Jeez. As non-religious as I am, I feel sort of funny reliving my long-lapsed Catholicism and confessing on a Sunday. But I feel that I have to, because I have been unfaithful... to Apple.
I wasn't attracted to the iPad on the day it was announced. And yesterday, when the iPad was put in the hands of some 650,000 happy purchasers, I remained uncommitted to the newest persona of my Apple lover.
I have an iPod Touch. And an iPhone. And a MacBook Pro laptop.
When the rumors that Apple would produce a tablet started to fly, I was virtually certain that I'd want one -- because I adore all things Apple'ish. So now I feel like I've let Apple down by failing to leap aboard the iPad bandwagon.
In a TIME magazine piece, Stephen Fry ably points to why users of Apple products have such an intimate relationship with them. After all, I've never felt the need to apologize to Maytag for not buying their newest washing machine, or to Toyota for declining to purchase an updated Prius.
The iPad does perform tasks — it runs apps and has the calendar, e-mail, Web browsing, office productivity, audio, video and gaming capabilities you would expect of any such device — yet when I eventually got my hands on one, I discovered that one doesn't relate to it as a "tool"; the experience is closer to one's relationship with a person or an animal.

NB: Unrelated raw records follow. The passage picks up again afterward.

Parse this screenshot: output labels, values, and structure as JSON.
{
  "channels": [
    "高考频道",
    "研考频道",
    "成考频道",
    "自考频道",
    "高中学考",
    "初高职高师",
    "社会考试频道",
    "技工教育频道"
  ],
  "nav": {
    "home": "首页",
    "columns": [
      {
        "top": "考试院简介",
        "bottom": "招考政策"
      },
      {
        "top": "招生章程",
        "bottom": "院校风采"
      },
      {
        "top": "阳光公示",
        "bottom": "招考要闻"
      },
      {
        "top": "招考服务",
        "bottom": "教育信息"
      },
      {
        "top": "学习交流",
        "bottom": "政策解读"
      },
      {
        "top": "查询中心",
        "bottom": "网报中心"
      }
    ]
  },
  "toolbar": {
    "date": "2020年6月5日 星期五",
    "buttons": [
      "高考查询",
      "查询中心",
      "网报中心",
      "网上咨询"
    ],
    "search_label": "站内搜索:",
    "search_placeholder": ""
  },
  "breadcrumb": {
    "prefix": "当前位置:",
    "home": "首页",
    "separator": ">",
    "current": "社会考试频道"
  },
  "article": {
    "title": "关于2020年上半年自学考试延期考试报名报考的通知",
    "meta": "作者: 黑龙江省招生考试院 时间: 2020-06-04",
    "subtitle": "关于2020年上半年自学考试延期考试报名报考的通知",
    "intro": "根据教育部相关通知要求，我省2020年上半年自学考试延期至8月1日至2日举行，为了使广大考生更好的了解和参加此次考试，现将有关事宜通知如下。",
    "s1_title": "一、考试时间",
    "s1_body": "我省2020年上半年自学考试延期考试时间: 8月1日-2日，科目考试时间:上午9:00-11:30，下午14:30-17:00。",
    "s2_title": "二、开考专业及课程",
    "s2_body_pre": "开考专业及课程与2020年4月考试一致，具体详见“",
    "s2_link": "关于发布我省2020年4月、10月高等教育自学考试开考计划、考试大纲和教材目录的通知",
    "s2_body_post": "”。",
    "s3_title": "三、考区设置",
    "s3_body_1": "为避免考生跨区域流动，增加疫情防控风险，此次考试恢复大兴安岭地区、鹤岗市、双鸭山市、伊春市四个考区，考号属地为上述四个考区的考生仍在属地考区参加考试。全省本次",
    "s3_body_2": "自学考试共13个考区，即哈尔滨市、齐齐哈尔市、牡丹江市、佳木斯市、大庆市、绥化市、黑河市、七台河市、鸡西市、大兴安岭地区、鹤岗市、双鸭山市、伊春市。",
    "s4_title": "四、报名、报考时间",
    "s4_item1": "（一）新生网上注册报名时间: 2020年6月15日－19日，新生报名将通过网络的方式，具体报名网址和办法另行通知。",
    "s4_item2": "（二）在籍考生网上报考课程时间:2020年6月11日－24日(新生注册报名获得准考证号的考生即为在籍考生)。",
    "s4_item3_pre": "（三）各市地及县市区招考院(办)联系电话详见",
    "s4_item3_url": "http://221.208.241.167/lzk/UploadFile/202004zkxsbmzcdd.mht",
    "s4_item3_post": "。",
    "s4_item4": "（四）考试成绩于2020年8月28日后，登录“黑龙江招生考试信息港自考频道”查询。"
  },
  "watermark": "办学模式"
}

I know how weird that sounds. But consider for a moment. We are human beings; our first responses to anything are dominated not by calculations but by feelings. What Ive and his team understand is that if you have an object in your pocket or hand for hours every day, then your relationship with it is profound, human and emotional. Apple's success has been founded on consumer products that address this side of us: their products make users smile as they reach forward to manipulate, touch, fondle, slide, tweak, pinch, prod and stroke.

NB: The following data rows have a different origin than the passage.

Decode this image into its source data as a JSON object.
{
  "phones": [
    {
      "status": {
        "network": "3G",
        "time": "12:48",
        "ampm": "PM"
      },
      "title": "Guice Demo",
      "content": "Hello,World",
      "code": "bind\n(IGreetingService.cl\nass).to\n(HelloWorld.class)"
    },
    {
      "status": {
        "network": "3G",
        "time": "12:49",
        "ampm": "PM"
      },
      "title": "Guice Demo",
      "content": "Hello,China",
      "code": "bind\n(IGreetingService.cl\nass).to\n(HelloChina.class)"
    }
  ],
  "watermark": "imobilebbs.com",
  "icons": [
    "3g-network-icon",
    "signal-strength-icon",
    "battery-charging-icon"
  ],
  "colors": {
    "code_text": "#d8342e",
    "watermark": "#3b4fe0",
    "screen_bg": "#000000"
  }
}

The MacBook laptop that I'm typing on has a Multi-Touch Trackpad rather than a mouse or some other less touchie-feelie control device. I'm frequently caressing its sleek aluminum surface with my fingertips to make my computer respond to my desires.

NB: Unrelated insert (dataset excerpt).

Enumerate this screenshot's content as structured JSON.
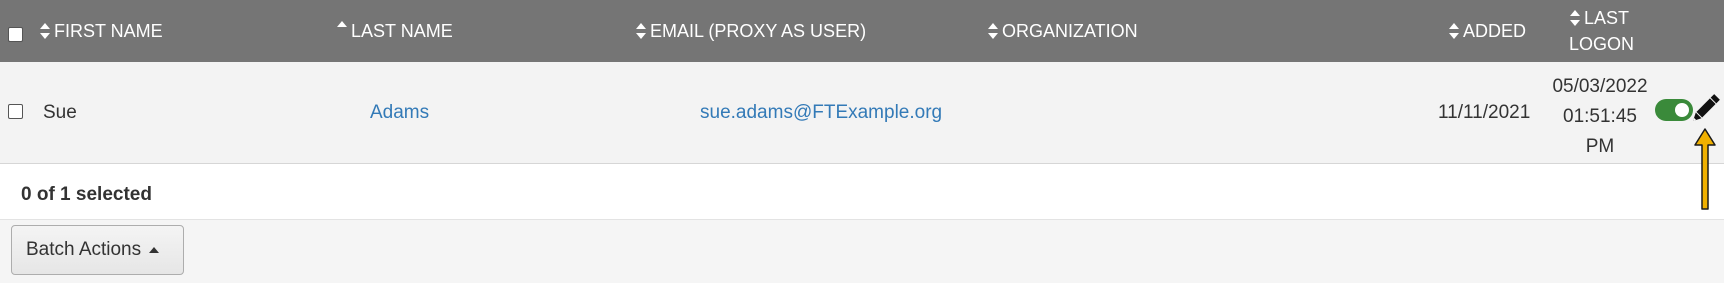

There's a decided sensuality to this. The Trackpad is much more pleasing to use than a mouse with buttons, and I'm sure the iPad takes the user's relationship with the device up several more levels of intimacy, since the whole screen is touchable.
Yet for now I have to remain on the iPad purchasing sidelines. I'm in like rather than lust with it, which is different from how I initially felt about my iPhone and MacBook Pro.
With them, my psyche screamed "I want! I want!" once I knew enough about their sexy attributes. With the iPad, it's more like "Hey, I'd invite it in for a roll in cyberspace if one appeared (free) at my door, but I don't feel like paying to play around with it."
I'm still questioning whether the iPad is going to be a viable ebook reader. I want to be able to highlight and annotate with my fingers, just as I do with the many nonfiction books I read now. And I'm bothered by the lack of Flash support, the absence of a camera, and how reviewers complain about typing on the virtual keyboard.
A general conclusion about the iPad is that it is a media consumption device, not a media creation device. As a regular blogger, this means that the iPad can't replace my laptop, because I do a lot of typing and need a device that is attuned to wordsmithing.
Sitting at a coffeehouse table right now, comfortably looking at a quasi-vertical 13 inch screen while comfortably typing on a horizontal lighted keyboard with nice tactile and audible feedback, I can't see myself enjoying writing a blog post while hunched over an iPad lying flat on the table.
It's a good bet that version 2.0 of the iPad will be much improved, and version 3.0 even more so. So there's a chance that an iPad is in my future. I just need a "Must have!" reason to get one.
Alternatively, I suspect Amazon is busily working on the rollout of a Kindle ebook reader that will compete with the iPad. If a new Kindle has color and a touchscreen, I could be happy with it.
Anyway, I still love you, Apple. Let me know when the next generation of the MacBook Pro is on the market. Then I'll probably be in an Apple Store, drooling.